### What the exercise asks
Return each entry word for word. Leave the images out.

■ ■ ■

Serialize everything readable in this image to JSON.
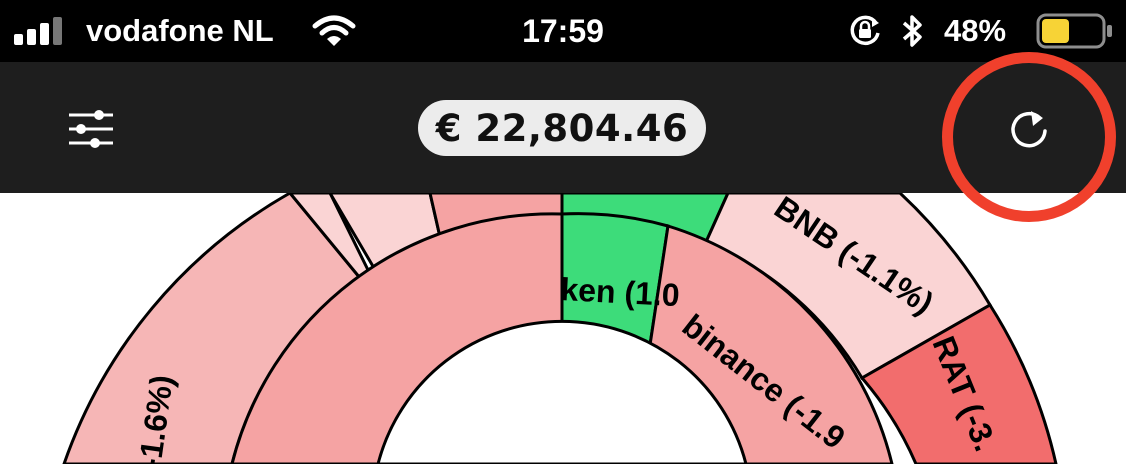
{
  "status_bar": {
    "carrier": "vodafone NL",
    "time": "17:59",
    "battery_percent": "48%",
    "signal_icon": "signal-bars-icon",
    "wifi_icon": "wifi-icon",
    "orientation_lock_icon": "orientation-lock-icon",
    "bluetooth_icon": "bluetooth-icon",
    "battery_icon": "battery-icon",
    "battery_level": 0.48
  },
  "toolbar": {
    "total_balance": "€ 22,804.46",
    "filter_icon": "sliders-icon",
    "refresh_icon": "refresh-icon",
    "annotation_color": "#f0402c"
  },
  "sunburst": {
    "inner_labels": [
      "ken (1.0",
      "binance (-1.9"
    ],
    "outer_labels": [
      "-1.6%)",
      "BNB (-1.1%)",
      "RAT (-3."
    ],
    "colors": {
      "gain": "#3ddc7a",
      "small_loss": "#fad4d4",
      "medium_loss": "#f6b6b6",
      "loss": "#f5a3a3",
      "large_loss": "#f26d6d"
    }
  }
}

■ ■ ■

### Expected output
Serialize everything readable in this image to JSON.
{
  "status_bar": {
    "carrier": "vodafone NL",
    "time": "17:59",
    "battery_percent": "48%",
    "signal_icon": "signal-bars-icon",
    "wifi_icon": "wifi-icon",
    "orientation_lock_icon": "orientation-lock-icon",
    "bluetooth_icon": "bluetooth-icon",
    "battery_icon": "battery-icon",
    "battery_level": 0.48
  },
  "toolbar": {
    "total_balance": "€ 22,804.46",
    "filter_icon": "sliders-icon",
    "refresh_icon": "refresh-icon",
    "annotation_color": "#f0402c"
  },
  "sunburst": {
    "inner_labels": [
      "ken (1.0",
      "binance (-1.9"
    ],
    "outer_labels": [
      "-1.6%)",
      "BNB (-1.1%)",
      "RAT (-3."
    ],
    "colors": {
      "gain": "#3ddc7a",
      "small_loss": "#fad4d4",
      "medium_loss": "#f6b6b6",
      "loss": "#f5a3a3",
      "large_loss": "#f26d6d"
    }
  }
}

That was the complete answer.